Hybrid PET/MRI scanners have the potential to provide fundamental molecular, cellular, and anatomic information essential for optimizing therapeutic and surgical interventions. However, their full utilization is currently limited by the lack of truly multi-modal contrast agents capable of exploiting the strengths of each modality.
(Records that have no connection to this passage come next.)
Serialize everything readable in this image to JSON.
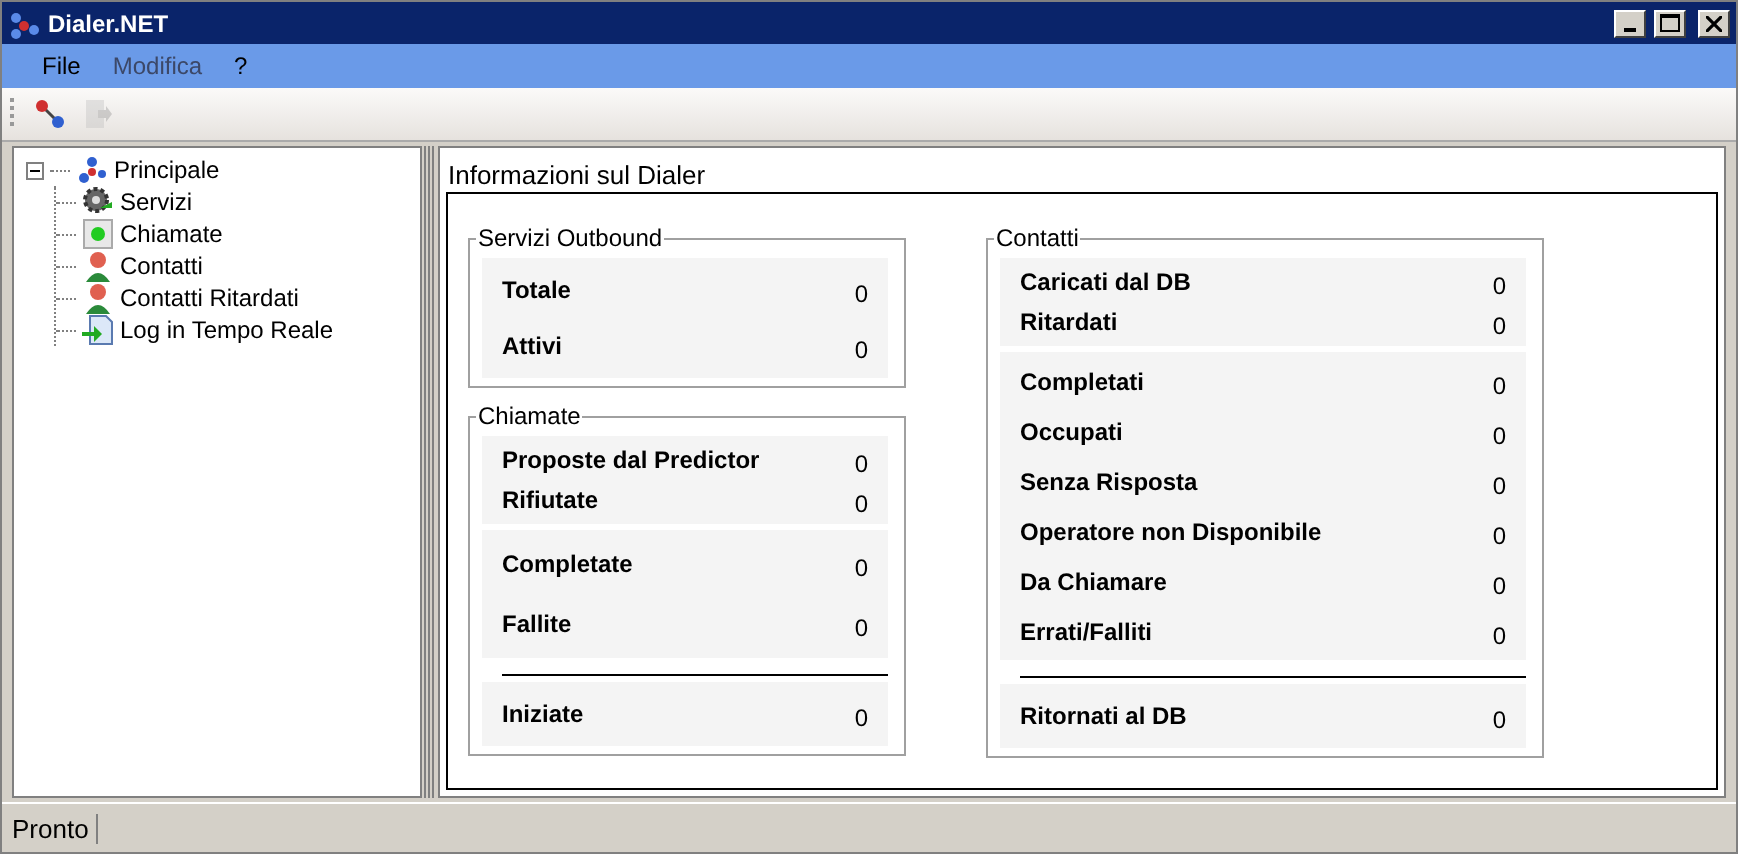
{
  "window": {
    "title": "Dialer.NET"
  },
  "menu": [
    {
      "label": "File",
      "disabled": false
    },
    {
      "label": "Modifica",
      "disabled": true
    },
    {
      "label": "?",
      "disabled": false
    }
  ],
  "toolbar": [
    {
      "kind": "connect",
      "disabled": false
    },
    {
      "kind": "exit",
      "disabled": true
    }
  ],
  "tree": [
    {
      "label": "Principale",
      "expanded": true,
      "children": [
        {
          "label": "Servizi"
        },
        {
          "label": "Chiamate"
        },
        {
          "label": "Contatti"
        },
        {
          "label": "Contatti Ritardati"
        },
        {
          "label": "Log in Tempo Reale"
        }
      ]
    }
  ],
  "panel": {
    "title": "Informazioni sul Dialer",
    "columns": [
      [
        {
          "title": "Servizi Outbound",
          "sections": [
            {
              "divider_before": false,
              "rows": [
                {
                  "label": "Totale",
                  "value": "0"
                },
                {
                  "label": "Attivi",
                  "value": "0"
                }
              ]
            }
          ]
        },
        {
          "title": "Chiamate",
          "sections": [
            {
              "divider_before": false,
              "rows": [
                {
                  "label": "Proposte dal Predictor",
                  "value": "0"
                },
                {
                  "label": "Rifiutate",
                  "value": "0"
                }
              ]
            },
            {
              "divider_before": false,
              "rows": [
                {
                  "label": "Completate",
                  "value": "0"
                },
                {
                  "label": "Fallite",
                  "value": "0"
                }
              ]
            },
            {
              "divider_before": true,
              "rows": [
                {
                  "label": "Iniziate",
                  "value": "0"
                }
              ]
            }
          ]
        }
      ],
      [
        {
          "title": "Contatti",
          "sections": [
            {
              "divider_before": false,
              "rows": [
                {
                  "label": "Caricati dal DB",
                  "value": "0"
                },
                {
                  "label": "Ritardati",
                  "value": "0"
                }
              ]
            },
            {
              "divider_before": false,
              "rows": [
                {
                  "label": "Completati",
                  "value": "0"
                },
                {
                  "label": "Occupati",
                  "value": "0"
                },
                {
                  "label": "Senza Risposta",
                  "value": "0"
                },
                {
                  "label": "Operatore non Disponibile",
                  "value": "0"
                },
                {
                  "label": "Da Chiamare",
                  "value": "0"
                },
                {
                  "label": "Errati/Falliti",
                  "value": "0"
                }
              ]
            },
            {
              "divider_before": true,
              "rows": [
                {
                  "label": "Ritornati al DB",
                  "value": "0"
                }
              ]
            }
          ]
        }
      ]
    ]
  },
  "status_bar": {
    "text": "Pronto"
  }
}
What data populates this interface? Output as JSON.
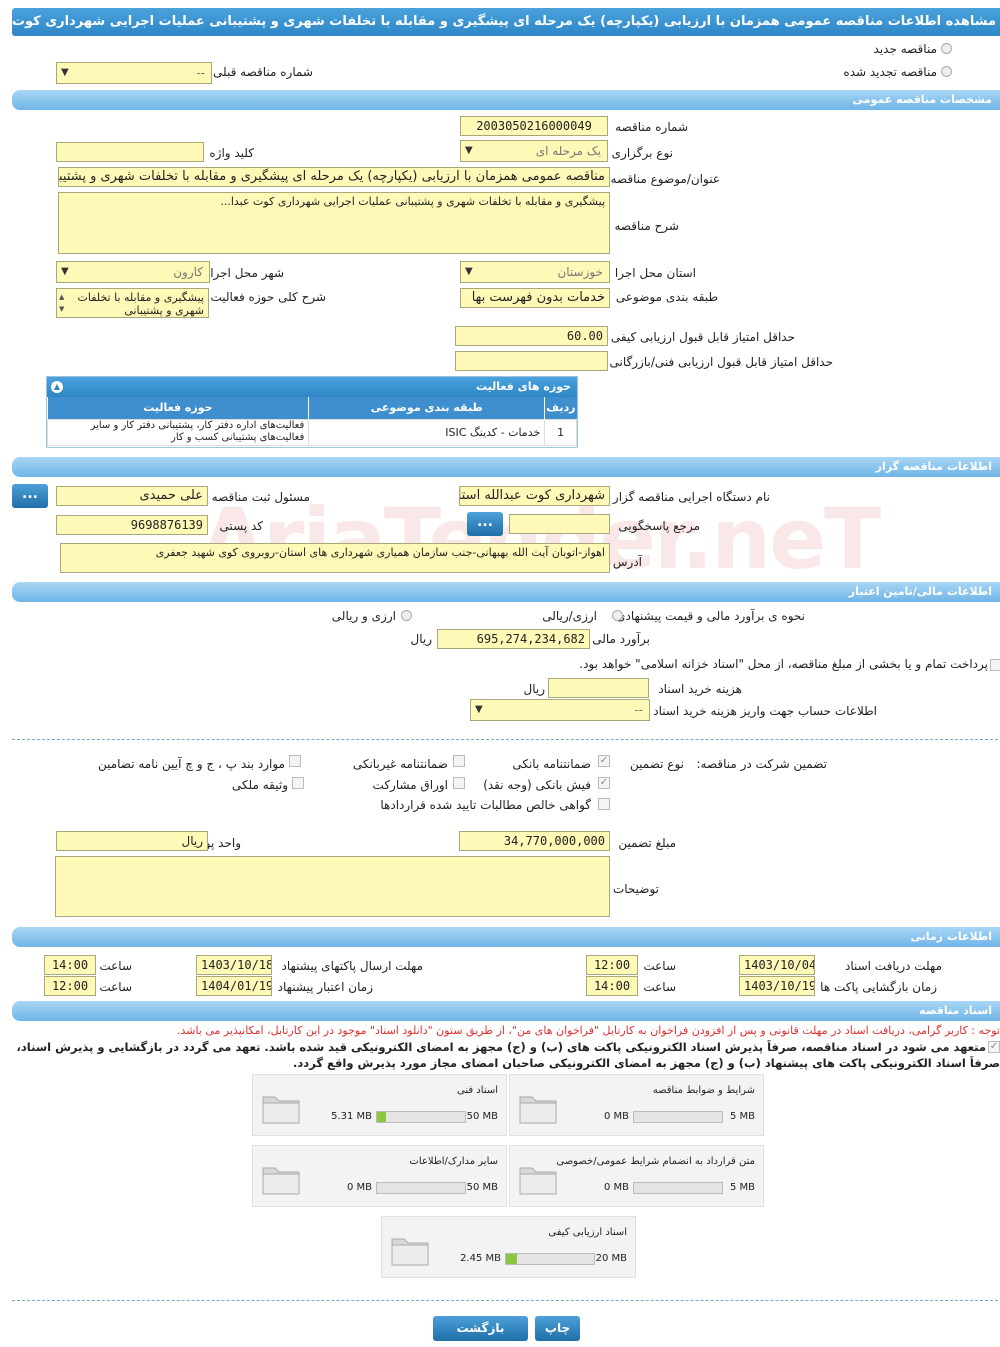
{
  "header": {
    "title": "مشاهده اطلاعات مناقصه عمومی همزمان با ارزیابی (یکپارچه) یک مرحله ای پیشگیری و مقابله با تخلفات شهری و پشتیبانی عملیات اجرایی شهرداری کوت عبدا..."
  },
  "top": {
    "new_tender": "مناقصه جدید",
    "renewed_tender": "مناقصه تجدید شده",
    "prev_tender_no_label": "شماره مناقصه قبلی",
    "prev_tender_no_value": "--"
  },
  "general": {
    "section_title": "مشخصات مناقصه عمومی",
    "tender_no_label": "شماره مناقصه",
    "tender_no": "2003050216000049",
    "holding_type_label": "نوع برگزاری",
    "holding_type": "یک مرحله ای",
    "keyword_label": "کلید واژه",
    "keyword": "",
    "subject_label": "عنوان/موضوع مناقصه",
    "subject": "مناقصه عمومی همزمان با ارزیابی (یکپارچه) یک مرحله ای پیشگیری و مقابله با تخلفات شهری و پشتیبانی",
    "description_label": "شرح مناقصه",
    "description": "پیشگیری و مقابله با تخلفات شهری و پشتیبانی عملیات اجرایی شهرداری کوت عبدا...",
    "province_label": "استان محل اجرا",
    "province": "خوزستان",
    "city_label": "شهر محل اجرا",
    "city": "کارون",
    "category_label": "طبقه بندی موضوعی",
    "category": "خدمات بدون فهرست بها",
    "activity_desc_label": "شرح کلی حوزه فعالیت",
    "activity_desc": "پیشگیری و مقابله با تخلفات شهری و پشتیبانی",
    "min_quality_label": "حداقل امتیاز قابل قبول ارزیابی کیفی",
    "min_quality": "60.00",
    "min_tech_label": "حداقل امتیاز قابل قبول ارزیابی فنی/بازرگانی",
    "min_tech": ""
  },
  "activities": {
    "title": "حوزه های فعالیت",
    "headers": [
      "ردیف",
      "طبقه بندی موضوعی",
      "حوزه فعالیت"
    ],
    "rows": [
      {
        "no": "1",
        "category": "خدمات - کدینگ ISIC",
        "field": "فعالیت‌های اداره دفتر کار، پشتیبانی دفتر کار و سایر فعالیت‌های پشتیبانی کسب و کار"
      }
    ]
  },
  "organizer": {
    "section_title": "اطلاعات مناقصه گزار",
    "org_name_label": "نام دستگاه اجرایی مناقصه گزار",
    "org_name": "شهرداری کوت عبدالله استان",
    "registrar_label": "مسئول ثبت مناقصه",
    "registrar": "علی حمیدی",
    "reference_label": "مرجع پاسخگویی",
    "reference": "",
    "postal_label": "کد پستی",
    "postal": "9698876139",
    "address_label": "آدرس",
    "address": "اهواز-اتوبان آیت الله بهبهانی-جنب سازمان همیاری شهرداری های استان-روبروی کوی شهید جعفری",
    "dots": "..."
  },
  "financial": {
    "section_title": "اطلاعات مالی/تامین اعتبار",
    "estimate_type_label": "نحوه ی برآورد مالی و قیمت پیشنهادی",
    "opt_rial_fx": "ارزی/ریالی",
    "opt_fx_and_rial": "ارزی و ریالی",
    "estimate_label": "برآورد مالی",
    "estimate": "695,274,234,682",
    "currency": "ریال",
    "treasury_note": "پرداخت تمام و یا بخشی از مبلغ مناقصه، از محل \"اسناد خزانه اسلامی\" خواهد بود.",
    "doc_fee_label": "هزینه خرید اسناد",
    "doc_fee": "",
    "doc_fee_unit": "ریال",
    "account_label": "اطلاعات حساب جهت واریز هزینه خرید اسناد",
    "account": "--"
  },
  "guarantee": {
    "title_label": "تضمین شرکت در مناقصه:",
    "type_label": "نوع تضمین",
    "items": {
      "bank_guarantee": "ضمانتنامه بانکی",
      "nonbank_guarantee": "ضمانتنامه غیربانکی",
      "clauses": "موارد بند پ ، ج و چ آیین نامه تضامین",
      "bank_receipt": "فیش بانکی (وجه نقد)",
      "bonds": "اوراق مشارکت",
      "property": "وثیقه ملکی",
      "claims": "گواهی خالص مطالبات تایید شده قراردادها"
    },
    "amount_label": "مبلغ تضمین",
    "amount": "34,770,000,000",
    "unit_label": "واحد پول",
    "unit": "ریال",
    "notes_label": "توضیحات",
    "notes": ""
  },
  "timing": {
    "section_title": "اطلاعات زمانی",
    "receive_deadline_label": "مهلت دریافت اسناد",
    "receive_deadline_date": "1403/10/04",
    "receive_deadline_time": "12:00",
    "send_deadline_label": "مهلت ارسال پاکتهای پیشنهاد",
    "send_deadline_date": "1403/10/18",
    "send_deadline_time": "14:00",
    "opening_label": "زمان بازگشایی پاکت ها",
    "opening_date": "1403/10/19",
    "opening_time": "14:00",
    "validity_label": "زمان اعتبار پیشنهاد",
    "validity_date": "1404/01/19",
    "validity_time": "12:00",
    "time_label": "ساعت"
  },
  "documents": {
    "section_title": "اسناد مناقصه",
    "notice": "توجه : کاربر گرامی، دریافت اسناد در مهلت قانونی و پس از افزودن فراخوان به کارتابل \"فراخوان های من\"، از طریق ستون \"دانلود اسناد\" موجود در این کارتابل، امکانپذیر می باشد.",
    "commit_1": "متعهد می شود در اسناد مناقصه، صرفاً پذیرش اسناد الکترونیکی پاکت های (ب) و (ج) مجهز به امضای الکترونیکی قید شده باشد. تعهد می گردد در بازگشایی و پذیرش اسناد،",
    "commit_2": "صرفاً اسناد الکترونیکی پاکت های پیشنهاد (ب) و (ج) مجهز به امضای الکترونیکی صاحبان امضای مجاز مورد پذیرش واقع گردد.",
    "files": [
      {
        "name": "شرایط و ضوابط مناقصه",
        "current": "0 MB",
        "max": "5 MB",
        "fraction": 0
      },
      {
        "name": "اسناد فنی",
        "current": "5.31 MB",
        "max": "50 MB",
        "fraction": 0.106
      },
      {
        "name": "متن قرارداد به انضمام شرایط عمومی/خصوصی",
        "current": "0 MB",
        "max": "5 MB",
        "fraction": 0
      },
      {
        "name": "سایر مدارک/اطلاعات",
        "current": "0 MB",
        "max": "50 MB",
        "fraction": 0
      },
      {
        "name": "اسناد ارزیابی کیفی",
        "current": "2.45 MB",
        "max": "20 MB",
        "fraction": 0.1225
      }
    ]
  },
  "actions": {
    "print": "چاپ",
    "back": "بازگشت"
  },
  "watermark": "AriaTender.neT"
}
Here, we report on the development of long-circulating positron-emitting magnetic nanoconstructs (PEM) designed to image solid tumors for combined PET/MRI. PEMs are synthesized by a modified nano-precipitation method mixing poly(lactic-co-glycolic acid) (PLGA), lipids, and polyethylene glycol (PEG) chains with 5 nm iron oxide nanoparticles (USPIOs). PEM lipids are coupled with 1,4,7,10-tetraazacyclododecane-1,4,7,10- tetraacetic acid (DOTA) and subsequently chelated to 64Cu. PEMs show a diameter of 140 ± 7 nm and a transversal relaxivity r2 of 265.0 ± 10.0 (mM × s)-1, with a r2/r 1 ratio of 123. Using a murine xenograft model bearing human breast cancer cell line (MDA-MB-231), intravenously administered PEMs progressively accumulate in tumors reaching a maximum of 3.5 ± 0.25% ID/g tumor at 20 h post-injection. Correlation of PET and MRI signals revealed non-uniform intratumoral distribution of PEMs with focal areas of accumulation at the tumor periphery. These long-circulating PEMs with high transversal relaxivity and tumor accumulation may allow for detailed interrogation over multiple scales in a clinically relevant setting. Long-circulating positron-emitting magnetic nanoconstructs (PEM) are designed to image solid tumors for combined PET/MRI. These long-circulating PEMs with high transversal relaxivity and tumor accumulation may allow detailed interrogation over multiple scales in a clinically relevant setting.
All Science Journal Classification (ASJC) codes
- Materials Science(all)